What is your reading preference, print books, or ebooks?
I prefer print books as I’m not good with tech gadgets. I do like to go back and reread certain sections of a book and highlight passages.
What new literary projects do you have in the burner?
I’m preparing to publish a second edition of Jose Hernandez Gavira’s book of poetry, De mi Jardin Sinfonico: Poesías. It was first published in 1921.
It’s been a little difficult to get the first edition due to the pandemic but I’m hopeful this will be resolved soon. I’m also looking into the possibility of a second edition for the biography of Jovita Fuentes as many people have expressed interest in acquiring the book.
Philippine Education Secretary Leonor Briones indicated the need to improve the educational system in the country. As an educator, what improvements do you think should be made to the educational system to prepare the Filipino youth to be productive in our society in the next 50 years?
Aside from the degree programs we currently have in place, we need excellent vocational schools in the Philippines for students for whom the degree programs may not be suitable. There is a need for good craftspersons because fine craftsmanship is a marketable skill and is in high demand by society in general.
Parents often impose their own dreams on their children instead of trying to understand their innate abilities. The educational system should give children solid, basic skills to enable them to function competently in the community. Schools should recognize and foster the skills and strengths of every child. Opportunities should be made available to encourage their aptitudes. No one plan fits all.
About the author:
Charie Albar is a travel writer and lifestyle blogger. She is the founder of Balay ni Charie Foundation, a grassroots organization that gives school supplies to the children in Capiz. She divides her time between Capiz and California. You can check her stories here: travelswithcharie.com.
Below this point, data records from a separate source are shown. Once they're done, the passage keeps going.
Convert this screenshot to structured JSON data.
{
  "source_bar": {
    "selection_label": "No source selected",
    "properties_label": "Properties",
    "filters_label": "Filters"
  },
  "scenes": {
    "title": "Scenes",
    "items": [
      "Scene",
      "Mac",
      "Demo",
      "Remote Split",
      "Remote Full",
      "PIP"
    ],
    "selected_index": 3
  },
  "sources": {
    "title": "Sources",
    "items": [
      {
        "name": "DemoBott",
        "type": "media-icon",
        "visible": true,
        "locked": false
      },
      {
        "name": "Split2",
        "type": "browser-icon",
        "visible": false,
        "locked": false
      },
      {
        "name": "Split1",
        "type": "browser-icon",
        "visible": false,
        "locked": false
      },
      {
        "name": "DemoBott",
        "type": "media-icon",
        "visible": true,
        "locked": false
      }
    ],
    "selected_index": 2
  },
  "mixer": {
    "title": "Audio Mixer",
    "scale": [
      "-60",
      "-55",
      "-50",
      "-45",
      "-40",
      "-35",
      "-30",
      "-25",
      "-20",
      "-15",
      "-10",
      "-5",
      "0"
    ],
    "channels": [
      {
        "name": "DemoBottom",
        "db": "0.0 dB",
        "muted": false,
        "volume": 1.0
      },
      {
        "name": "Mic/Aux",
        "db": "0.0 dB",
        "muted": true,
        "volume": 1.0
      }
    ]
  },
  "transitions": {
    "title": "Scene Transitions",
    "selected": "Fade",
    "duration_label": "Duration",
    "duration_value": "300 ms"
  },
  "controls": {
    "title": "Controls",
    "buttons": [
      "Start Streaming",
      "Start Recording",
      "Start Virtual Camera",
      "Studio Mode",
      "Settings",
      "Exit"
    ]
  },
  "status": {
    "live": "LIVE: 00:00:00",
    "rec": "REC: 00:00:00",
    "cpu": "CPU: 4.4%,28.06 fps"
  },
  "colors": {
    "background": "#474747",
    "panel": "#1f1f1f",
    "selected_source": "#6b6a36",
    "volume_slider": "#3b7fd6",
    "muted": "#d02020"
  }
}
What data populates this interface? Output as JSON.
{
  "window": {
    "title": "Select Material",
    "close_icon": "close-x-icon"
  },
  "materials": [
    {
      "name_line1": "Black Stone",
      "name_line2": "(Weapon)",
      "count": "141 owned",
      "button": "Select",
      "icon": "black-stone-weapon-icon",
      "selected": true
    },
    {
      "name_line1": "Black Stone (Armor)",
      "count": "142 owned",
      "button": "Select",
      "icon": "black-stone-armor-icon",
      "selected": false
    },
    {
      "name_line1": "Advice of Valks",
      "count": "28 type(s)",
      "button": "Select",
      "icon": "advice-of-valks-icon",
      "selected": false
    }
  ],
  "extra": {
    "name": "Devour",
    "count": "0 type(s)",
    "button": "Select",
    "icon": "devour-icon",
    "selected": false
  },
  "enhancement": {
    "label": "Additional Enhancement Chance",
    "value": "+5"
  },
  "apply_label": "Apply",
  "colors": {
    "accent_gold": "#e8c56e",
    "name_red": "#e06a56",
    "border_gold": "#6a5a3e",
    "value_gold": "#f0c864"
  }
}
Conversation with a Capizeño is a series of interviews with Capizeños who are making a difference in their community.